**Aim of the task**
Give back all of the data exactly as it stands, with the pictures removed.
::: Available data :::
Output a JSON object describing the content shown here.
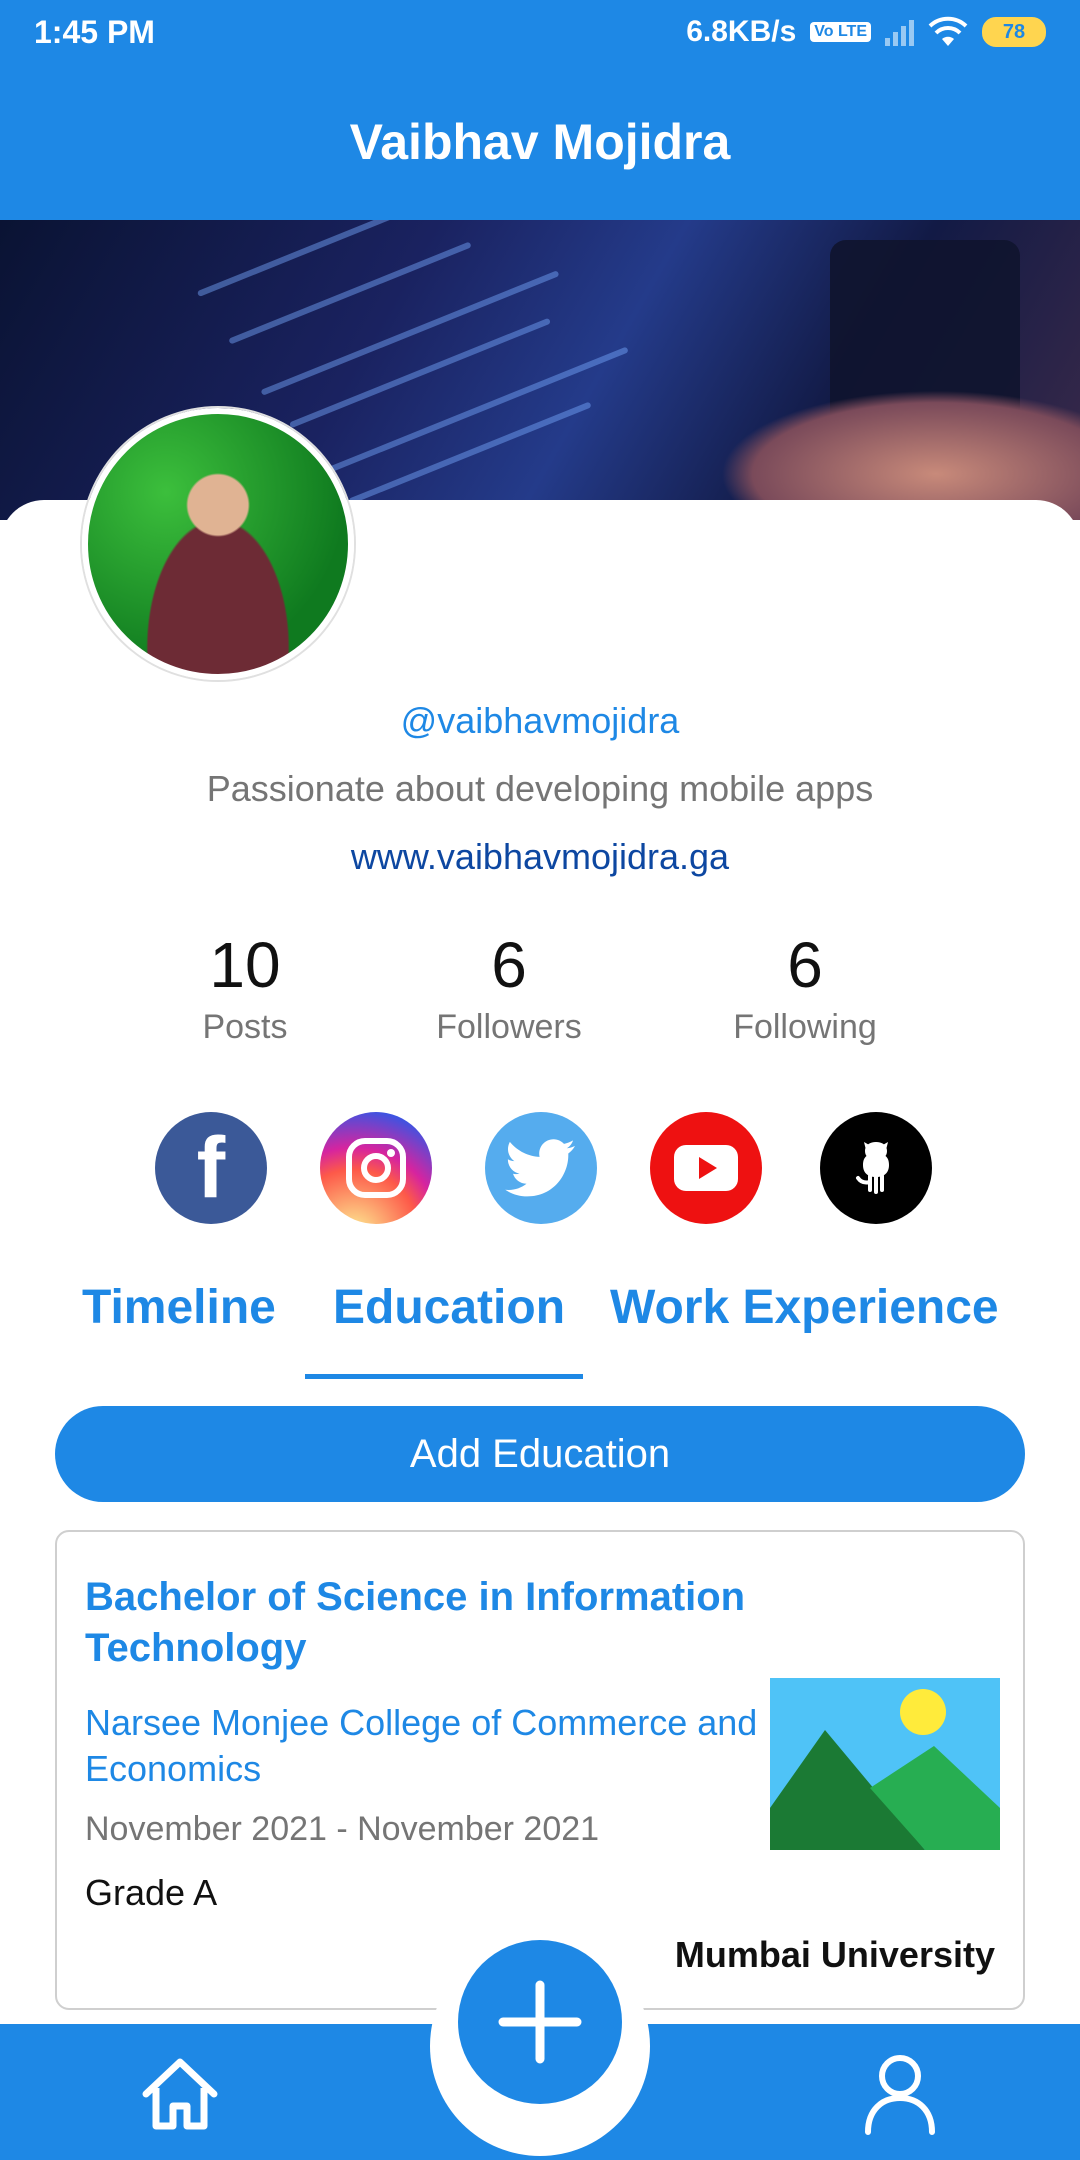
{
  "status_bar": {
    "time": "1:45 PM",
    "network_speed": "6.8KB/s",
    "volte_label": "Vo LTE",
    "battery": "78",
    "icons": [
      "volte-icon",
      "signal-icon",
      "wifi-icon",
      "battery-icon"
    ]
  },
  "app_bar": {
    "title": "Vaibhav Mojidra"
  },
  "profile": {
    "handle": "@vaibhavmojidra",
    "bio": "Passionate about developing mobile apps",
    "website": "www.vaibhavmojidra.ga"
  },
  "stats": [
    {
      "value": "10",
      "label": "Posts"
    },
    {
      "value": "6",
      "label": "Followers"
    },
    {
      "value": "6",
      "label": "Following"
    }
  ],
  "socials": [
    {
      "name": "facebook-icon",
      "glyph": "f",
      "color": "#3b5998"
    },
    {
      "name": "instagram-icon",
      "color": "#d6249f"
    },
    {
      "name": "twitter-icon",
      "color": "#55acee"
    },
    {
      "name": "youtube-icon",
      "color": "#ee1111"
    },
    {
      "name": "github-icon",
      "color": "#000000"
    }
  ],
  "tabs": [
    {
      "label": "Timeline",
      "active": false
    },
    {
      "label": "Education",
      "active": true
    },
    {
      "label": "Work Experience",
      "active": false
    }
  ],
  "add_button": {
    "label": "Add Education"
  },
  "education": [
    {
      "degree": "Bachelor of Science in Information Technology",
      "college": "Narsee Monjee College of Commerce and Economics",
      "dates": "November 2021 - November 2021",
      "grade": "Grade A",
      "university": "Mumbai University",
      "thumbnail_icon": "image-placeholder-icon"
    }
  ],
  "bottom_nav": {
    "items": [
      "home-icon",
      "add-icon",
      "profile-icon"
    ]
  },
  "colors": {
    "primary": "#1e88e5",
    "text_secondary": "#757575",
    "link_dark": "#0d47a1"
  }
}
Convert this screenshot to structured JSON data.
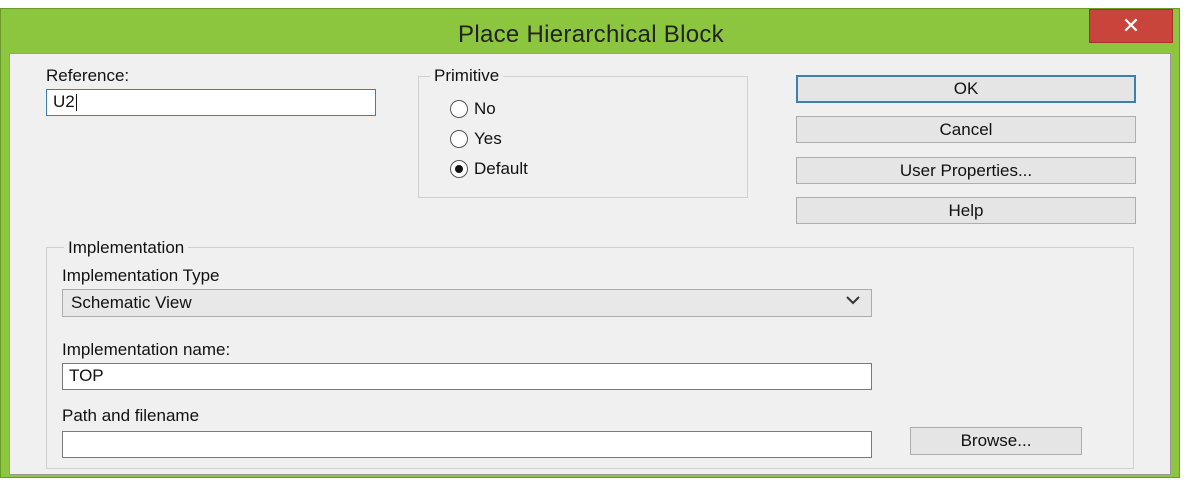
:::
**Answer box**
Output a JSON object describing the content shown here.
{
  "status_bar": {
    "time": "1:45 PM",
    "network_speed": "6.8KB/s",
    "volte_label": "Vo LTE",
    "battery": "78",
    "icons": [
      "volte-icon",
      "signal-icon",
      "wifi-icon",
      "battery-icon"
    ]
  },
  "app_bar": {
    "title": "Vaibhav Mojidra"
  },
  "profile": {
    "handle": "@vaibhavmojidra",
    "bio": "Passionate about developing mobile apps",
    "website": "www.vaibhavmojidra.ga"
  },
  "stats": [
    {
      "value": "10",
      "label": "Posts"
    },
    {
      "value": "6",
      "label": "Followers"
    },
    {
      "value": "6",
      "label": "Following"
    }
  ],
  "socials": [
    {
      "name": "facebook-icon",
      "glyph": "f",
      "color": "#3b5998"
    },
    {
      "name": "instagram-icon",
      "color": "#d6249f"
    },
    {
      "name": "twitter-icon",
      "color": "#55acee"
    },
    {
      "name": "youtube-icon",
      "color": "#ee1111"
    },
    {
      "name": "github-icon",
      "color": "#000000"
    }
  ],
  "tabs": [
    {
      "label": "Timeline",
      "active": false
    },
    {
      "label": "Education",
      "active": true
    },
    {
      "label": "Work Experience",
      "active": false
    }
  ],
  "add_button": {
    "label": "Add Education"
  },
  "education": [
    {
      "degree": "Bachelor of Science in Information Technology",
      "college": "Narsee Monjee College of Commerce and Economics",
      "dates": "November 2021 - November 2021",
      "grade": "Grade A",
      "university": "Mumbai University",
      "thumbnail_icon": "image-placeholder-icon"
    }
  ],
  "bottom_nav": {
    "items": [
      "home-icon",
      "add-icon",
      "profile-icon"
    ]
  },
  "colors": {
    "primary": "#1e88e5",
    "text_secondary": "#757575",
    "link_dark": "#0d47a1"
  }
}
Convert this screenshot to structured JSON data.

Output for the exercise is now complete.